A Useful Sod-Cutter
By L. D. Snook, Yates Co., N. Y.
For making a small lawn, it is far more expeditious and satisfactory
in all respects, to lay down turf, if it can be procured,
and even where the surface is too large to be turfed, sods
are almost indispensable for those portions bordering upon
roads or paths, as well as for the outlines of such beds as
may be made in it. The usual method of cutting turf is to
lay down a board of the desired width; the operator, while
standing upon the board, cuts down on each side of it with
a sharp spade. Then lifting an end of the strip with the spade,
one person rolls the turf, while another, with the spade,
cuts away the long roots that penetrate the soil below. A
roll made of a strip 12 feet long is as large as two persons
can conveniently handle.
Mr. Snook, whose notions are usually very practical, suggests
a sod-cutter made as follows: "The body of the cutter,
A, is a block of hard-wood, 10 inches thick, 12 to 15
inches wide, [12 will be better than wider, ED.], and 3 feet
long. The cutter, B, is a strip of 1/4-inch iron, 3
inches wide, and bent at the ends at right angles to fit the
block, as shown in the engraving; one side of this is hammered
thin, and ground to an edge, not only along the horizontal
part, but for 3 or 4 inches on the turn-up portions. This
is then firmly bolted to the block, the distance below it
being governed by the thickness at which the turf is to be
cut. The lower part of the block, immediately above the knife,
is hollowed out to allow the turf to pass easily between the
block and the cutter. There is, of course, an arrangement
for hitching a horse to it, a couple of handles, like plough
handles, are attached to allow the implement to be guided.
The block may be weighted, if necessary, to keep it down."
Editor's Note: This is a reprint of an article published
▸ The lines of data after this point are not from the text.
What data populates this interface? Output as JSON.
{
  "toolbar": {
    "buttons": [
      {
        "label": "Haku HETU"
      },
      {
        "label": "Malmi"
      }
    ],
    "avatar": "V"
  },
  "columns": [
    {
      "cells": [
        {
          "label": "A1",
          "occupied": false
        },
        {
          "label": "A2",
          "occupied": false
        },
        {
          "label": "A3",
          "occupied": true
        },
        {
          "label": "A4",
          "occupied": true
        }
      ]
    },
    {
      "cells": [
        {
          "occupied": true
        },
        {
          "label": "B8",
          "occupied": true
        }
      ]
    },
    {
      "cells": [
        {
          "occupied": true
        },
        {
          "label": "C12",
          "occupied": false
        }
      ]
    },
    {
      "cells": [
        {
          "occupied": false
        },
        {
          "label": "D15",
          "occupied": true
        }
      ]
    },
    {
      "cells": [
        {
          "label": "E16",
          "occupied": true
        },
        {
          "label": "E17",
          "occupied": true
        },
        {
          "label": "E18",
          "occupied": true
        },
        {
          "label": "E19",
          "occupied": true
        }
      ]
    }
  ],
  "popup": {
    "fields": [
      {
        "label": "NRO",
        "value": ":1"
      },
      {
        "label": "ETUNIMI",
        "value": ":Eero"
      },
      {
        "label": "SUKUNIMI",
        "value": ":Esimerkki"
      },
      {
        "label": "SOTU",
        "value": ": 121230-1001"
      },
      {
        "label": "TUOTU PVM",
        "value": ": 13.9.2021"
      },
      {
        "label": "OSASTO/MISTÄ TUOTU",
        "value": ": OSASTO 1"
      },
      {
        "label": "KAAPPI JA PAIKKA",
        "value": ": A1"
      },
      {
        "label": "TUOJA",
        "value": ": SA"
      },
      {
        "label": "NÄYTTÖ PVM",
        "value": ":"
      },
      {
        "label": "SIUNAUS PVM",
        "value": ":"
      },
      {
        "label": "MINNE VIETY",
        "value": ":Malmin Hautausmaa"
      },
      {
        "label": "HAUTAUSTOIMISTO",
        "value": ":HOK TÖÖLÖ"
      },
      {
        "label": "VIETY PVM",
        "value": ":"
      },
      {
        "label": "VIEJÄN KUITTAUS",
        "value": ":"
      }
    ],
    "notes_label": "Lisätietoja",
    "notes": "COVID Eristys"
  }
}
in 1879. It describes what was recommended in accordance with
the knowledge and practices of the day. While reading it,
please consider this fact.